Single parent web

One Parent Families Scotland has said welfare problems can often make it harder for parents to get a job

10th October 2017 by Gareth Jones 0 Comments

Benefits sanctions are hitting single parents particularly hard, new charity research has shown.

One Parent Families Scotland (OPFS) has published a study which shows the present benefits conditionality regime disproportionately affects vulnerable single parents, particularly those who have poor health or are disabled.

The report - Why Conditionality is Unnecessary, Unjust and Ineffective - shows that this is often leaving parents distressed, impoverished and reliant on foodbanks. 

OPFS says sanctioning does not help people into work but is more likely to make it harder to get a job.

Satwat Rehman, director of OPFS, said: “Our research involving interviews with single parents over a period of two years shows the current benefit conditionality regime, and the fear of being sanctioned, is resulting in worsening health, especially mental health, with resulting negative impacts on children.“

The report points out that one in seven single parents receiving jobseeker’s allowance were sanctioned in a single year.

It recommends that Westminster should pilot alternatives to replace financial sanctions and current conditionality regime.

The charity says that safeguards are not in place with resulting impact on family health and wellbeing and that single parents are being forced into inappropriate jobs.

Rehman added: “Sticking stubbornly to the line that sanctions are necessary favours political convenience over effective policy.

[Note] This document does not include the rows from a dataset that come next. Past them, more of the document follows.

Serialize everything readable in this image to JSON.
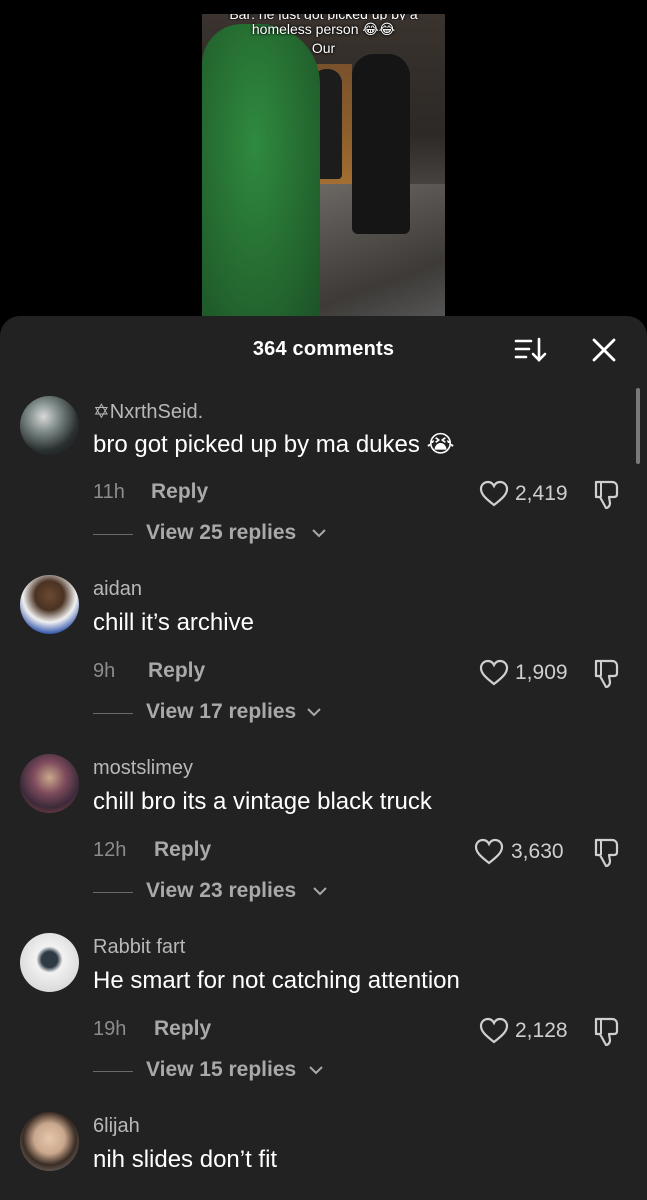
{
  "video": {
    "caption_line1_partial": "Bar: he just got picked up by a",
    "caption_line2": "homeless person 😂😂",
    "caption_line3": "Our"
  },
  "header": {
    "title": "364 comments"
  },
  "comments": [
    {
      "username": "✡NxrthSeid.",
      "text": "bro got picked up by ma dukes 😭",
      "time": "11h",
      "reply": "Reply",
      "likes": "2,419",
      "view_replies": "View 25 replies"
    },
    {
      "username": "aidan",
      "text": "chill it’s archive",
      "time": "9h",
      "reply": "Reply",
      "likes": "1,909",
      "view_replies": "View 17 replies"
    },
    {
      "username": "mostslimey",
      "text": "chill bro its a vintage black truck",
      "time": "12h",
      "reply": "Reply",
      "likes": "3,630",
      "view_replies": "View 23 replies"
    },
    {
      "username": "Rabbit fart",
      "text": "He smart for not catching attention",
      "time": "19h",
      "reply": "Reply",
      "likes": "2,128",
      "view_replies": "View 15 replies"
    },
    {
      "username": "6lijah",
      "text": "nih slides don’t fit"
    }
  ]
}
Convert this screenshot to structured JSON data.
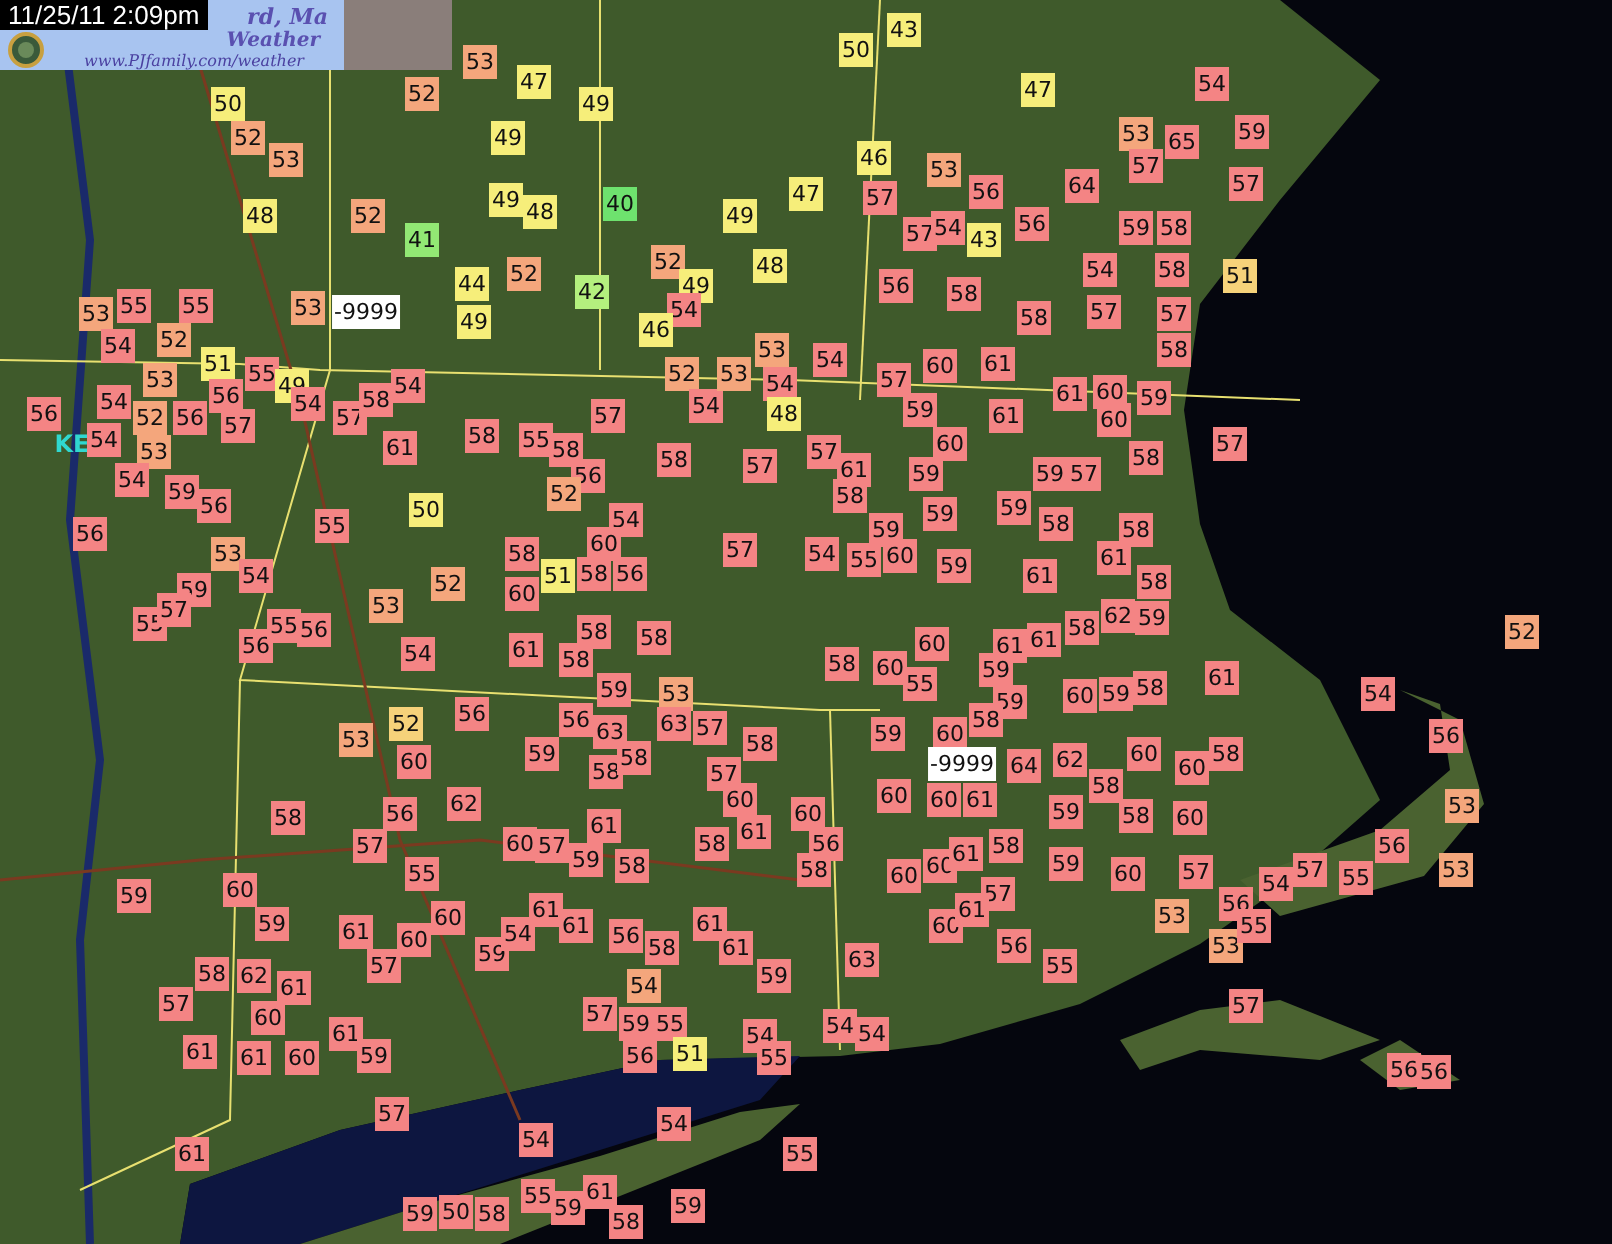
{
  "timestamp": "11/25/11 2:09pm",
  "banner": {
    "title": "rd, Ma",
    "subtitle": "Weather",
    "url": "www.PJfamily.com/weather"
  },
  "map_labels": [
    {
      "text": "KE"
    }
  ],
  "stations": [
    {
      "value": "53",
      "color": "#f4a67c"
    },
    {
      "value": "47",
      "color": "#f6ee7a"
    },
    {
      "value": "50",
      "color": "#f6ee7a"
    },
    {
      "value": "49",
      "color": "#f6ee7a"
    },
    {
      "value": "52",
      "color": "#f4a67c"
    },
    {
      "value": "53",
      "color": "#f4a67c"
    },
    {
      "value": "52",
      "color": "#f4a67c"
    },
    {
      "value": "49",
      "color": "#f6ee7a"
    },
    {
      "value": "48",
      "color": "#f6ee7a"
    },
    {
      "value": "52",
      "color": "#f4a67c"
    },
    {
      "value": "41",
      "color": "#92e874"
    },
    {
      "value": "49",
      "color": "#f6ee7a"
    },
    {
      "value": "48",
      "color": "#f6ee7a"
    },
    {
      "value": "40",
      "color": "#6ee26e"
    },
    {
      "value": "44",
      "color": "#f6ee7a"
    },
    {
      "value": "49",
      "color": "#f6ee7a"
    },
    {
      "value": "52",
      "color": "#f4a67c"
    },
    {
      "value": "42",
      "color": "#b4f07e"
    },
    {
      "value": "52",
      "color": "#f4a67c"
    },
    {
      "value": "49",
      "color": "#f6ee7a"
    },
    {
      "value": "54",
      "color": "#f48484"
    },
    {
      "value": "46",
      "color": "#f6ee7a"
    },
    {
      "value": "49",
      "color": "#f6ee7a"
    },
    {
      "value": "48",
      "color": "#f6ee7a"
    },
    {
      "value": "47",
      "color": "#f6ee7a"
    },
    {
      "value": "50",
      "color": "#f6ee7a"
    },
    {
      "value": "43",
      "color": "#f6ee7a"
    },
    {
      "value": "47",
      "color": "#f6ee7a"
    },
    {
      "value": "46",
      "color": "#f6ee7a"
    },
    {
      "value": "53",
      "color": "#f4a67c"
    },
    {
      "value": "57",
      "color": "#f48484"
    },
    {
      "value": "56",
      "color": "#f48484"
    },
    {
      "value": "57",
      "color": "#f48484"
    },
    {
      "value": "54",
      "color": "#f48484"
    },
    {
      "value": "43",
      "color": "#f6ee7a"
    },
    {
      "value": "56",
      "color": "#f48484"
    },
    {
      "value": "64",
      "color": "#f48484"
    },
    {
      "value": "53",
      "color": "#f4a67c"
    },
    {
      "value": "65",
      "color": "#f48484"
    },
    {
      "value": "54",
      "color": "#f48484"
    },
    {
      "value": "59",
      "color": "#f48484"
    },
    {
      "value": "57",
      "color": "#f48484"
    },
    {
      "value": "57",
      "color": "#f48484"
    },
    {
      "value": "59",
      "color": "#f48484"
    },
    {
      "value": "58",
      "color": "#f48484"
    },
    {
      "value": "54",
      "color": "#f48484"
    },
    {
      "value": "58",
      "color": "#f48484"
    },
    {
      "value": "51",
      "color": "#f6d27a"
    },
    {
      "value": "57",
      "color": "#f48484"
    },
    {
      "value": "56",
      "color": "#f48484"
    },
    {
      "value": "58",
      "color": "#f48484"
    },
    {
      "value": "58",
      "color": "#f48484"
    },
    {
      "value": "57",
      "color": "#f48484"
    },
    {
      "value": "54",
      "color": "#f48484"
    },
    {
      "value": "57",
      "color": "#f48484"
    },
    {
      "value": "60",
      "color": "#f48484"
    },
    {
      "value": "61",
      "color": "#f48484"
    },
    {
      "value": "58",
      "color": "#f48484"
    },
    {
      "value": "59",
      "color": "#f48484"
    },
    {
      "value": "61",
      "color": "#f48484"
    },
    {
      "value": "61",
      "color": "#f48484"
    },
    {
      "value": "60",
      "color": "#f48484"
    },
    {
      "value": "60",
      "color": "#f48484"
    },
    {
      "value": "59",
      "color": "#f48484"
    },
    {
      "value": "57",
      "color": "#f48484"
    },
    {
      "value": "61",
      "color": "#f48484"
    },
    {
      "value": "59",
      "color": "#f48484"
    },
    {
      "value": "60",
      "color": "#f48484"
    },
    {
      "value": "59",
      "color": "#f48484"
    },
    {
      "value": "57",
      "color": "#f48484"
    },
    {
      "value": "58",
      "color": "#f48484"
    },
    {
      "value": "57",
      "color": "#f48484"
    },
    {
      "value": "58",
      "color": "#f48484"
    },
    {
      "value": "59",
      "color": "#f48484"
    },
    {
      "value": "59",
      "color": "#f48484"
    },
    {
      "value": "59",
      "color": "#f48484"
    },
    {
      "value": "58",
      "color": "#f48484"
    },
    {
      "value": "58",
      "color": "#f48484"
    },
    {
      "value": "54",
      "color": "#f48484"
    },
    {
      "value": "55",
      "color": "#f48484"
    },
    {
      "value": "60",
      "color": "#f48484"
    },
    {
      "value": "59",
      "color": "#f48484"
    },
    {
      "value": "61",
      "color": "#f48484"
    },
    {
      "value": "61",
      "color": "#f48484"
    },
    {
      "value": "58",
      "color": "#f48484"
    },
    {
      "value": "53",
      "color": "#f4a67c"
    },
    {
      "value": "55",
      "color": "#f48484"
    },
    {
      "value": "55",
      "color": "#f48484"
    },
    {
      "value": "53",
      "color": "#f4a67c"
    },
    {
      "value": "-9999",
      "color": "#ffffff"
    },
    {
      "value": "54",
      "color": "#f48484"
    },
    {
      "value": "52",
      "color": "#f4a67c"
    },
    {
      "value": "53",
      "color": "#f4a67c"
    },
    {
      "value": "51",
      "color": "#f6ee7a"
    },
    {
      "value": "55",
      "color": "#f48484"
    },
    {
      "value": "49",
      "color": "#f6ee7a"
    },
    {
      "value": "56",
      "color": "#f48484"
    },
    {
      "value": "54",
      "color": "#f48484"
    },
    {
      "value": "54",
      "color": "#f48484"
    },
    {
      "value": "52",
      "color": "#f4a67c"
    },
    {
      "value": "53",
      "color": "#f4a67c"
    },
    {
      "value": "56",
      "color": "#f48484"
    },
    {
      "value": "56",
      "color": "#f48484"
    },
    {
      "value": "57",
      "color": "#f48484"
    },
    {
      "value": "54",
      "color": "#f48484"
    },
    {
      "value": "59",
      "color": "#f48484"
    },
    {
      "value": "56",
      "color": "#f48484"
    },
    {
      "value": "56",
      "color": "#f48484"
    },
    {
      "value": "53",
      "color": "#f4a67c"
    },
    {
      "value": "59",
      "color": "#f48484"
    },
    {
      "value": "54",
      "color": "#f48484"
    },
    {
      "value": "54",
      "color": "#f48484"
    },
    {
      "value": "57",
      "color": "#f48484"
    },
    {
      "value": "58",
      "color": "#f48484"
    },
    {
      "value": "54",
      "color": "#f48484"
    },
    {
      "value": "57",
      "color": "#f48484"
    },
    {
      "value": "52",
      "color": "#f4a67c"
    },
    {
      "value": "54",
      "color": "#f48484"
    },
    {
      "value": "53",
      "color": "#f4a67c"
    },
    {
      "value": "53",
      "color": "#f4a67c"
    },
    {
      "value": "54",
      "color": "#f48484"
    },
    {
      "value": "48",
      "color": "#f6ee7a"
    },
    {
      "value": "61",
      "color": "#f48484"
    },
    {
      "value": "58",
      "color": "#f48484"
    },
    {
      "value": "55",
      "color": "#f48484"
    },
    {
      "value": "58",
      "color": "#f48484"
    },
    {
      "value": "56",
      "color": "#f48484"
    },
    {
      "value": "58",
      "color": "#f48484"
    },
    {
      "value": "57",
      "color": "#f48484"
    },
    {
      "value": "55",
      "color": "#f48484"
    },
    {
      "value": "50",
      "color": "#f6ee7a"
    },
    {
      "value": "52",
      "color": "#f4a67c"
    },
    {
      "value": "54",
      "color": "#f48484"
    },
    {
      "value": "58",
      "color": "#f48484"
    },
    {
      "value": "60",
      "color": "#f48484"
    },
    {
      "value": "57",
      "color": "#f48484"
    },
    {
      "value": "52",
      "color": "#f4a67c"
    },
    {
      "value": "60",
      "color": "#f48484"
    },
    {
      "value": "51",
      "color": "#f6ee7a"
    },
    {
      "value": "58",
      "color": "#f48484"
    },
    {
      "value": "56",
      "color": "#f48484"
    },
    {
      "value": "55",
      "color": "#f48484"
    },
    {
      "value": "57",
      "color": "#f48484"
    },
    {
      "value": "56",
      "color": "#f48484"
    },
    {
      "value": "55",
      "color": "#f48484"
    },
    {
      "value": "56",
      "color": "#f48484"
    },
    {
      "value": "53",
      "color": "#f4a67c"
    },
    {
      "value": "54",
      "color": "#f48484"
    },
    {
      "value": "61",
      "color": "#f48484"
    },
    {
      "value": "58",
      "color": "#f48484"
    },
    {
      "value": "58",
      "color": "#f48484"
    },
    {
      "value": "58",
      "color": "#f48484"
    },
    {
      "value": "59",
      "color": "#f48484"
    },
    {
      "value": "53",
      "color": "#f4a67c"
    },
    {
      "value": "53",
      "color": "#f4a67c"
    },
    {
      "value": "52",
      "color": "#f6d27a"
    },
    {
      "value": "60",
      "color": "#f48484"
    },
    {
      "value": "56",
      "color": "#f48484"
    },
    {
      "value": "59",
      "color": "#f48484"
    },
    {
      "value": "56",
      "color": "#f48484"
    },
    {
      "value": "63",
      "color": "#f48484"
    },
    {
      "value": "58",
      "color": "#f48484"
    },
    {
      "value": "58",
      "color": "#f48484"
    },
    {
      "value": "63",
      "color": "#f48484"
    },
    {
      "value": "57",
      "color": "#f48484"
    },
    {
      "value": "58",
      "color": "#f48484"
    },
    {
      "value": "57",
      "color": "#f48484"
    },
    {
      "value": "58",
      "color": "#f48484"
    },
    {
      "value": "57",
      "color": "#f48484"
    },
    {
      "value": "56",
      "color": "#f48484"
    },
    {
      "value": "55",
      "color": "#f48484"
    },
    {
      "value": "62",
      "color": "#f48484"
    },
    {
      "value": "60",
      "color": "#f48484"
    },
    {
      "value": "57",
      "color": "#f48484"
    },
    {
      "value": "61",
      "color": "#f48484"
    },
    {
      "value": "59",
      "color": "#f48484"
    },
    {
      "value": "58",
      "color": "#f48484"
    },
    {
      "value": "58",
      "color": "#f48484"
    },
    {
      "value": "60",
      "color": "#f48484"
    },
    {
      "value": "61",
      "color": "#f48484"
    },
    {
      "value": "59",
      "color": "#f48484"
    },
    {
      "value": "60",
      "color": "#f48484"
    },
    {
      "value": "59",
      "color": "#f48484"
    },
    {
      "value": "61",
      "color": "#f48484"
    },
    {
      "value": "60",
      "color": "#f48484"
    },
    {
      "value": "60",
      "color": "#f48484"
    },
    {
      "value": "59",
      "color": "#f48484"
    },
    {
      "value": "54",
      "color": "#f48484"
    },
    {
      "value": "61",
      "color": "#f48484"
    },
    {
      "value": "61",
      "color": "#f48484"
    },
    {
      "value": "56",
      "color": "#f48484"
    },
    {
      "value": "58",
      "color": "#f48484"
    },
    {
      "value": "61",
      "color": "#f48484"
    },
    {
      "value": "61",
      "color": "#f48484"
    },
    {
      "value": "57",
      "color": "#f48484"
    },
    {
      "value": "58",
      "color": "#f48484"
    },
    {
      "value": "62",
      "color": "#f48484"
    },
    {
      "value": "61",
      "color": "#f48484"
    },
    {
      "value": "57",
      "color": "#f48484"
    },
    {
      "value": "54",
      "color": "#f4a67c"
    },
    {
      "value": "59",
      "color": "#f48484"
    },
    {
      "value": "61",
      "color": "#f48484"
    },
    {
      "value": "60",
      "color": "#f48484"
    },
    {
      "value": "61",
      "color": "#f48484"
    },
    {
      "value": "60",
      "color": "#f48484"
    },
    {
      "value": "61",
      "color": "#f48484"
    },
    {
      "value": "59",
      "color": "#f48484"
    },
    {
      "value": "57",
      "color": "#f48484"
    },
    {
      "value": "59",
      "color": "#f48484"
    },
    {
      "value": "56",
      "color": "#f48484"
    },
    {
      "value": "55",
      "color": "#f48484"
    },
    {
      "value": "51",
      "color": "#f6ee7a"
    },
    {
      "value": "54",
      "color": "#f48484"
    },
    {
      "value": "55",
      "color": "#f48484"
    },
    {
      "value": "61",
      "color": "#f48484"
    },
    {
      "value": "57",
      "color": "#f48484"
    },
    {
      "value": "54",
      "color": "#f48484"
    },
    {
      "value": "54",
      "color": "#f48484"
    },
    {
      "value": "55",
      "color": "#f48484"
    },
    {
      "value": "59",
      "color": "#f48484"
    },
    {
      "value": "50",
      "color": "#f48484"
    },
    {
      "value": "58",
      "color": "#f48484"
    },
    {
      "value": "55",
      "color": "#f48484"
    },
    {
      "value": "59",
      "color": "#f48484"
    },
    {
      "value": "61",
      "color": "#f48484"
    },
    {
      "value": "58",
      "color": "#f48484"
    },
    {
      "value": "59",
      "color": "#f48484"
    },
    {
      "value": "60",
      "color": "#f48484"
    },
    {
      "value": "61",
      "color": "#f48484"
    },
    {
      "value": "61",
      "color": "#f48484"
    },
    {
      "value": "58",
      "color": "#f48484"
    },
    {
      "value": "62",
      "color": "#f48484"
    },
    {
      "value": "59",
      "color": "#f48484"
    },
    {
      "value": "52",
      "color": "#f4a67c"
    },
    {
      "value": "58",
      "color": "#f48484"
    },
    {
      "value": "60",
      "color": "#f48484"
    },
    {
      "value": "55",
      "color": "#f48484"
    },
    {
      "value": "59",
      "color": "#f48484"
    },
    {
      "value": "59",
      "color": "#f48484"
    },
    {
      "value": "60",
      "color": "#f48484"
    },
    {
      "value": "59",
      "color": "#f48484"
    },
    {
      "value": "58",
      "color": "#f48484"
    },
    {
      "value": "61",
      "color": "#f48484"
    },
    {
      "value": "54",
      "color": "#f48484"
    },
    {
      "value": "59",
      "color": "#f48484"
    },
    {
      "value": "60",
      "color": "#f48484"
    },
    {
      "value": "58",
      "color": "#f48484"
    },
    {
      "value": "-9999",
      "color": "#ffffff"
    },
    {
      "value": "64",
      "color": "#f48484"
    },
    {
      "value": "62",
      "color": "#f48484"
    },
    {
      "value": "58",
      "color": "#f48484"
    },
    {
      "value": "60",
      "color": "#f48484"
    },
    {
      "value": "60",
      "color": "#f48484"
    },
    {
      "value": "58",
      "color": "#f48484"
    },
    {
      "value": "56",
      "color": "#f48484"
    },
    {
      "value": "60",
      "color": "#f48484"
    },
    {
      "value": "60",
      "color": "#f48484"
    },
    {
      "value": "60",
      "color": "#f48484"
    },
    {
      "value": "61",
      "color": "#f48484"
    },
    {
      "value": "59",
      "color": "#f48484"
    },
    {
      "value": "58",
      "color": "#f48484"
    },
    {
      "value": "60",
      "color": "#f48484"
    },
    {
      "value": "53",
      "color": "#f4a67c"
    },
    {
      "value": "58",
      "color": "#f48484"
    },
    {
      "value": "56",
      "color": "#f48484"
    },
    {
      "value": "60",
      "color": "#f48484"
    },
    {
      "value": "60",
      "color": "#f48484"
    },
    {
      "value": "61",
      "color": "#f48484"
    },
    {
      "value": "58",
      "color": "#f48484"
    },
    {
      "value": "57",
      "color": "#f48484"
    },
    {
      "value": "59",
      "color": "#f48484"
    },
    {
      "value": "60",
      "color": "#f48484"
    },
    {
      "value": "57",
      "color": "#f48484"
    },
    {
      "value": "54",
      "color": "#f48484"
    },
    {
      "value": "57",
      "color": "#f48484"
    },
    {
      "value": "55",
      "color": "#f48484"
    },
    {
      "value": "56",
      "color": "#f48484"
    },
    {
      "value": "53",
      "color": "#f4a67c"
    },
    {
      "value": "63",
      "color": "#f48484"
    },
    {
      "value": "60",
      "color": "#f48484"
    },
    {
      "value": "61",
      "color": "#f48484"
    },
    {
      "value": "56",
      "color": "#f48484"
    },
    {
      "value": "55",
      "color": "#f48484"
    },
    {
      "value": "53",
      "color": "#f4a67c"
    },
    {
      "value": "56",
      "color": "#f48484"
    },
    {
      "value": "53",
      "color": "#f4a67c"
    },
    {
      "value": "55",
      "color": "#f48484"
    },
    {
      "value": "54",
      "color": "#f48484"
    },
    {
      "value": "54",
      "color": "#f48484"
    },
    {
      "value": "57",
      "color": "#f48484"
    },
    {
      "value": "56",
      "color": "#f48484"
    },
    {
      "value": "56",
      "color": "#f48484"
    }
  ]
}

“It ignores the unfair and disproportionate rules that don’t reflect the realities of single parents who are seeking paid work.”